Glass is often presented as a sustainable alternative to plastic, especially in today’s climate of “excessive plastic waste”. In reality, this is little more than greenwashing. While glass packaging and other products help companies reduce their plastic waste, it greatly increases their total environmental impact. As a company that is committed to true plastic sustainability, the team at Change Plastic for Good knows that it can be hard to believe that glass is less sustainable than plastic. That’s why we’ve put together some information to compare glass vs. plastic and show which is more sustainable.

Learn how we can make plastic even more sustainable now and in the future.


Glass is often touted as the most environmentally friendly and sustainable option because it never loses its quality and purity no matter how many times it’s recycled. While it’s true that glass can be “endlessly recyclable”, the reality is that only 30% of glass products end up in a recycling facility. The other 70% end up in a landfill where they will stay for thousands of years before even starting to show signs of breaking down. Glass also requires more energy and produces more emissions during the manufacturing process than plastic, further increasing its environmental impact. Finally, glass is less durable than plastic and often breaks during transit, further increasing the potential for waste.

In terms of sustainability, glass is not as sustainable as it appears. Glass requires an ample amount of a specific type of sand to make. This sand is typically harvested from riverbeds and seabeds, disrupting the natural ecosystem by depriving microorganisms of their main food source. While we may have a lot of sand on the planet, we typically use it faster than the planet can replenish it. This will undoubtedly lead to a sand shortage soon if manufacturers continue to ramp up their production of glass products, increasing environmental impact and the risk of flooding and erosion for communities near harvesting sites. While glass is endlessly recyclable and could be perfectly sustainable if every product was properly recycled, it produces too many emissions and requires too many materials to be truly sustainable.

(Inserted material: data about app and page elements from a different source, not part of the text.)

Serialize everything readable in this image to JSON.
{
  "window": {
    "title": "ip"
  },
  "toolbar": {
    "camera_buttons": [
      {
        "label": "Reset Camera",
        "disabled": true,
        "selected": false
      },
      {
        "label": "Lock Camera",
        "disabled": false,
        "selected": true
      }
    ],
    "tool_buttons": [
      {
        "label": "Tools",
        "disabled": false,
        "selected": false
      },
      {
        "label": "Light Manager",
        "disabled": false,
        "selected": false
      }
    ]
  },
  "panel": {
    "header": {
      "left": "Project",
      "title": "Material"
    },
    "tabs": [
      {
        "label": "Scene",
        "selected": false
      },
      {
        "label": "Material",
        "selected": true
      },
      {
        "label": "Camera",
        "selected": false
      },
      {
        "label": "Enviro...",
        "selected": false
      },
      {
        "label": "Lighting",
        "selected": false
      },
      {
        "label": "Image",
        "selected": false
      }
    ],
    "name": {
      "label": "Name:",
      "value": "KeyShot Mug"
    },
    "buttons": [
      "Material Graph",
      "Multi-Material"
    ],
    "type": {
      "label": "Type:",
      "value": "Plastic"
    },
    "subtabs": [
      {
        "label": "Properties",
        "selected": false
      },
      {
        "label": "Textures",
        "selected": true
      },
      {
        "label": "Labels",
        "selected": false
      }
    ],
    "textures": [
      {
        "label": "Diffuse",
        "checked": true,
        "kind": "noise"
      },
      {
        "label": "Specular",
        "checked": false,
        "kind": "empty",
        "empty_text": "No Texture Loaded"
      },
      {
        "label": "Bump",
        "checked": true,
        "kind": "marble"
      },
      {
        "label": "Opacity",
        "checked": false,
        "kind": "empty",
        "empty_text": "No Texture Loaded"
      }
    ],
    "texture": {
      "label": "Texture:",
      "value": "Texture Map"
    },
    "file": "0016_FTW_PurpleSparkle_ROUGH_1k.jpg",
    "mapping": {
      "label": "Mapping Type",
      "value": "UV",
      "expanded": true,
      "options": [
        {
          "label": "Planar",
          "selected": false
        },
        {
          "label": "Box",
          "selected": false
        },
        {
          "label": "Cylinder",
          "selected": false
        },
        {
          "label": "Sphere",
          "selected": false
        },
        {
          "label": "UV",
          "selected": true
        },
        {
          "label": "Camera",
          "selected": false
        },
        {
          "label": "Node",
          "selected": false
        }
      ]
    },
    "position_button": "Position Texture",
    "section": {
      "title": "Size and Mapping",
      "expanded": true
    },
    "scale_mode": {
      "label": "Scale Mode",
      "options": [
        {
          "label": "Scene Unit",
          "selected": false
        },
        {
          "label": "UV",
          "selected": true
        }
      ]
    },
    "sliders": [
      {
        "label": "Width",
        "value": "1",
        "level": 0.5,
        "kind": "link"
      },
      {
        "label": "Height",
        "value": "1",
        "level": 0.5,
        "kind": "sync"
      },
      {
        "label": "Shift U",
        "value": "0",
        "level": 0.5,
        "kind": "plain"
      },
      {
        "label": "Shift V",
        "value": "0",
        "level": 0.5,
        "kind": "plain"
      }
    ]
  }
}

While it’s true that there is an abundance of plastic waste throughout the world, plastic manufacturing has a surprisingly positive environmental profile. Roughly 4% of the world’s oil production is used for plastic manufacturing around the world, far less than other materials like glass and metal. Plastic also requires less energy to produce than other materials and weighs less, reducing emissions during manufacturing and transportation. Many items can also be recycled at the end of their usable life, allowing for a more sustainable production cycle. Finally, plastics can have ingredients like BDP® added to them during manufacturing, allowing them to decompose in a few years instead of a few centuries, especially in close loop anaerobic digesters where they can be converted to biogas and compost. While glass can be treated in similar ways, no method has produced the same rate of decomposition as BDP® for plastic.

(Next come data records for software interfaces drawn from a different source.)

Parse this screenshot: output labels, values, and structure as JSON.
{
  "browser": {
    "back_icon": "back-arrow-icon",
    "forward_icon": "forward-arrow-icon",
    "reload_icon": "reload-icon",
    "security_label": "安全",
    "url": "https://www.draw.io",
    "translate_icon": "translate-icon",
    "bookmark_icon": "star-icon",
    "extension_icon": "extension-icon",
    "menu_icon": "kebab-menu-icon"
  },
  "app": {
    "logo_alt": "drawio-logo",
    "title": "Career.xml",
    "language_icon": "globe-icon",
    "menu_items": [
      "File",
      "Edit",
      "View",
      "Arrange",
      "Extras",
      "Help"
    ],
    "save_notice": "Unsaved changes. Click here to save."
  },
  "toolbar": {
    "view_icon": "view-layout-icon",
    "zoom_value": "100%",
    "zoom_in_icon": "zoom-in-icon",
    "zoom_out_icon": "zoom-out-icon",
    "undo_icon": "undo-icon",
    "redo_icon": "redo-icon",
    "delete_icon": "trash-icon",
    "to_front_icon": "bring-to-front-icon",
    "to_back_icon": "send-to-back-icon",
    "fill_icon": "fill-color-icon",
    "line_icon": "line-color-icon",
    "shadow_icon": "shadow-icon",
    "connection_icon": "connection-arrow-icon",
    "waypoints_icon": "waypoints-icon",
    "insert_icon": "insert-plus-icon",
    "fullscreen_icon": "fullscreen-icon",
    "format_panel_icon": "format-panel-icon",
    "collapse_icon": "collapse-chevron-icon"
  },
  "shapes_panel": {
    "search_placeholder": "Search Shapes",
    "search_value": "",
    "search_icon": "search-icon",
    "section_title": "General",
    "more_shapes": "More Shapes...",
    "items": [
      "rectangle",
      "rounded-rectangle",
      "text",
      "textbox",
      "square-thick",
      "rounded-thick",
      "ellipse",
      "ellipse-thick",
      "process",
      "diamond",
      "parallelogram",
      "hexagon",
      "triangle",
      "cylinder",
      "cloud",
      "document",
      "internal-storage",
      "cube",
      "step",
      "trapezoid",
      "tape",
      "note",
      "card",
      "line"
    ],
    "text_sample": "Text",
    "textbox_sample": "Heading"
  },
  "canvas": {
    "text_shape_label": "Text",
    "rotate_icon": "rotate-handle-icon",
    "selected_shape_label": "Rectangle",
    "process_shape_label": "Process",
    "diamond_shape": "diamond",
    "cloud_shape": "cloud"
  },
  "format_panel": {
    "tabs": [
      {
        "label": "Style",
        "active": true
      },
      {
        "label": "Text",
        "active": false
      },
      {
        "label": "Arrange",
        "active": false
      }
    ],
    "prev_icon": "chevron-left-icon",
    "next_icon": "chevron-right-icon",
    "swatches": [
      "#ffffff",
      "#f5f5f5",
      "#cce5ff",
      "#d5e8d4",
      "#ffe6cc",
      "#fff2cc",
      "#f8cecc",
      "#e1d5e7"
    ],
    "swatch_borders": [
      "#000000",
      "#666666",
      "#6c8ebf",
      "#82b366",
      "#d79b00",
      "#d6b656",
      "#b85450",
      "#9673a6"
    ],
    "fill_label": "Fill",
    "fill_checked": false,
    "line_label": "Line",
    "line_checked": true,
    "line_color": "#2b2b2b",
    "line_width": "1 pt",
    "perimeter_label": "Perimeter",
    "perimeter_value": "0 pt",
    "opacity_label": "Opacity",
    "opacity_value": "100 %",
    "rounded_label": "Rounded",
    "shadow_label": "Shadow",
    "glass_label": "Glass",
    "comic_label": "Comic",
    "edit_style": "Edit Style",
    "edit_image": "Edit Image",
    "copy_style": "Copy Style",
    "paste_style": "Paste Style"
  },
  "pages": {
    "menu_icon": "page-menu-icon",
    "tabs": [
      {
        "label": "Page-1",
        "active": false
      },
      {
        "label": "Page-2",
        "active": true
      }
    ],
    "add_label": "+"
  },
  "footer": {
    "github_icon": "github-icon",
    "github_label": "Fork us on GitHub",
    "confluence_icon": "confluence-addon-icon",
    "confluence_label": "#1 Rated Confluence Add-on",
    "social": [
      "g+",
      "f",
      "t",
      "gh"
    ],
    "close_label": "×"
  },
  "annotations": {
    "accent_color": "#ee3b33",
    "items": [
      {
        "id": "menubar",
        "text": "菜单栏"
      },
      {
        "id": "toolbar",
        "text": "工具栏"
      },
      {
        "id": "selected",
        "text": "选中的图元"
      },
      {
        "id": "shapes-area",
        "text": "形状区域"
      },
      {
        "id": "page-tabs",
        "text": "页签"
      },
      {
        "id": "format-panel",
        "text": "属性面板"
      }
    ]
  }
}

Though plastic offers many advantages over glass, it is not without its faults. Most of these faults revolve around user error, corporate greenwashing, and the abundance of single-use plastics. In terms of human error, it is estimated that less than 10% of applicable plastic products are properly recycled. This is because most people throw their plastic in the garbage or do not properly clean it before disposing of it. Greenwashing also makes certain corporations, brands, and products seem more environmentally friendly than they are, diverting attention away from ever-growing landfills and the consequences of human error. In short, plastic itself is a highly sustainable material with a low environmental footprint during manufacturing, but our practices around the handling, marketing, and disposal of it need a lot of work.

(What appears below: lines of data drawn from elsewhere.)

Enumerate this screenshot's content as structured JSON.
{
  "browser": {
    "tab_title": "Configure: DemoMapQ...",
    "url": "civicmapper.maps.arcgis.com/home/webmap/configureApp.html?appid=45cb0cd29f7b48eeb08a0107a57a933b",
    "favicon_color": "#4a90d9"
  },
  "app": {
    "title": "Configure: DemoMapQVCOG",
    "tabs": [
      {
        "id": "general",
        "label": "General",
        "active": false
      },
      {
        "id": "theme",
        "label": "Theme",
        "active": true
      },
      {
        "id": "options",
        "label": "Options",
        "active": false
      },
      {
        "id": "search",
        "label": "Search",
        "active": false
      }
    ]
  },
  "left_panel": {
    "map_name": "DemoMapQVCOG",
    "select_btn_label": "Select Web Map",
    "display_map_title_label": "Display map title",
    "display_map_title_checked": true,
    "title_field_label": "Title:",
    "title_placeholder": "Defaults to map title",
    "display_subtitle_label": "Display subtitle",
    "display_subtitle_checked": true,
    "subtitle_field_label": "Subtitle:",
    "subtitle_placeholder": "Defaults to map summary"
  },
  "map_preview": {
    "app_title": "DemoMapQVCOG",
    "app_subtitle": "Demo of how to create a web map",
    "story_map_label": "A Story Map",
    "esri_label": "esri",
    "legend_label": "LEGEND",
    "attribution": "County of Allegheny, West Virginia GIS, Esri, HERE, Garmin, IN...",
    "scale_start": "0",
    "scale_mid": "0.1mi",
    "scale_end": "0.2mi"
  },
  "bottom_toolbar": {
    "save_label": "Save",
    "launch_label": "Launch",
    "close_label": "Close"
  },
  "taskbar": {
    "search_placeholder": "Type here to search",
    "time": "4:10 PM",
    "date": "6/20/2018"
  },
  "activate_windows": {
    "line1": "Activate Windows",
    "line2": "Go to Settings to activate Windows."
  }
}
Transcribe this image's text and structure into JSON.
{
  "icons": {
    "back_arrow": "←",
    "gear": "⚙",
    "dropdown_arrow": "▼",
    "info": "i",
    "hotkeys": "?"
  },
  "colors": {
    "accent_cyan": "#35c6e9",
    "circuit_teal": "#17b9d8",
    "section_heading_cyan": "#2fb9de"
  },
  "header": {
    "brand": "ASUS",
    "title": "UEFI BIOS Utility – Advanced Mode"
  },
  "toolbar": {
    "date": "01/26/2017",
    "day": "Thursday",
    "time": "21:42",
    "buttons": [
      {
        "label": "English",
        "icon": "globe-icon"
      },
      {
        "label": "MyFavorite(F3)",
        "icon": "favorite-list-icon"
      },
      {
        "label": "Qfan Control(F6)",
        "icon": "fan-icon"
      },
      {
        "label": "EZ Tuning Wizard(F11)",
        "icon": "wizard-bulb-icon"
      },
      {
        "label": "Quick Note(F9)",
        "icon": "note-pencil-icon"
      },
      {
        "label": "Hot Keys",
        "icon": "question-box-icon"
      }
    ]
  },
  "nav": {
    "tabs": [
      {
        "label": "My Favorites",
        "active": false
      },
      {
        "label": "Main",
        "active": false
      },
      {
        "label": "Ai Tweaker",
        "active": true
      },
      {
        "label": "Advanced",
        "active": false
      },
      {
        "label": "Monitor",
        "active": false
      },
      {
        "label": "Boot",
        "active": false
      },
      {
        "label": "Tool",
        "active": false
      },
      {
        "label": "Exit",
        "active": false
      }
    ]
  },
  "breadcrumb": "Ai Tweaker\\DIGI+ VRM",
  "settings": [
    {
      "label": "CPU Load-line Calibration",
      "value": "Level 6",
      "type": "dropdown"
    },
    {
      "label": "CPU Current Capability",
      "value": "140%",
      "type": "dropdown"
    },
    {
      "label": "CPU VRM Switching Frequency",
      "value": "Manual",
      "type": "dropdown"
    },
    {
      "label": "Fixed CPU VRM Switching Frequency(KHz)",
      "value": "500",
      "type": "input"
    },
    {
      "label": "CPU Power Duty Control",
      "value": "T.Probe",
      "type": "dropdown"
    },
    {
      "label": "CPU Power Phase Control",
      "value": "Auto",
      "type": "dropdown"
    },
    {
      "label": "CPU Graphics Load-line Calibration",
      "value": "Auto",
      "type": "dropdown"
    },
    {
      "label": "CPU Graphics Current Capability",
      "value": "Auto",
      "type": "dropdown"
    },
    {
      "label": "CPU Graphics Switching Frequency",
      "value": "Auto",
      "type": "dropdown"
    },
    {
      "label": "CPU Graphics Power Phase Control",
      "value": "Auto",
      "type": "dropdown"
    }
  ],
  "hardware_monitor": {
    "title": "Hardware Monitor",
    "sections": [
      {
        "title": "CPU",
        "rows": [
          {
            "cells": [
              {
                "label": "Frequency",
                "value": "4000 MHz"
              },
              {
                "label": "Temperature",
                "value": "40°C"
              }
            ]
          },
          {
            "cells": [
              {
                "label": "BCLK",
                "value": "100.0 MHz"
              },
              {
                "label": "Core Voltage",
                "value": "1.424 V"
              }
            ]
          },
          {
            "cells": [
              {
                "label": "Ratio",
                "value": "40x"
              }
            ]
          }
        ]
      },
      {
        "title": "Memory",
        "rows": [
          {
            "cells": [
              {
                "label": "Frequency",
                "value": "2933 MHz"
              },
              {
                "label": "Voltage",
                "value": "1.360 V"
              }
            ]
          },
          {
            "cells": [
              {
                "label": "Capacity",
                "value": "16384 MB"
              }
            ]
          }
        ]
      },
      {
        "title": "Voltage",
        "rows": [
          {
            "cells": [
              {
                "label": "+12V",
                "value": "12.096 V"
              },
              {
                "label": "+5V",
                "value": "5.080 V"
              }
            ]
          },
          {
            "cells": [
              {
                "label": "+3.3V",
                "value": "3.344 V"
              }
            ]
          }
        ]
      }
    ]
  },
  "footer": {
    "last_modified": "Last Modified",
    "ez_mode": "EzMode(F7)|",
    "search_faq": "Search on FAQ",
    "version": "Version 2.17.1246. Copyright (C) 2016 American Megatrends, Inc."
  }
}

To learn more about plastic sustainability, BDP®, or greenwashing, get in touch with the team at Change Plastic for Good. We can be reached through our online contact form and will be happy to answer any questions you may have regarding BDP® or the movement to make plastic completely sustainable.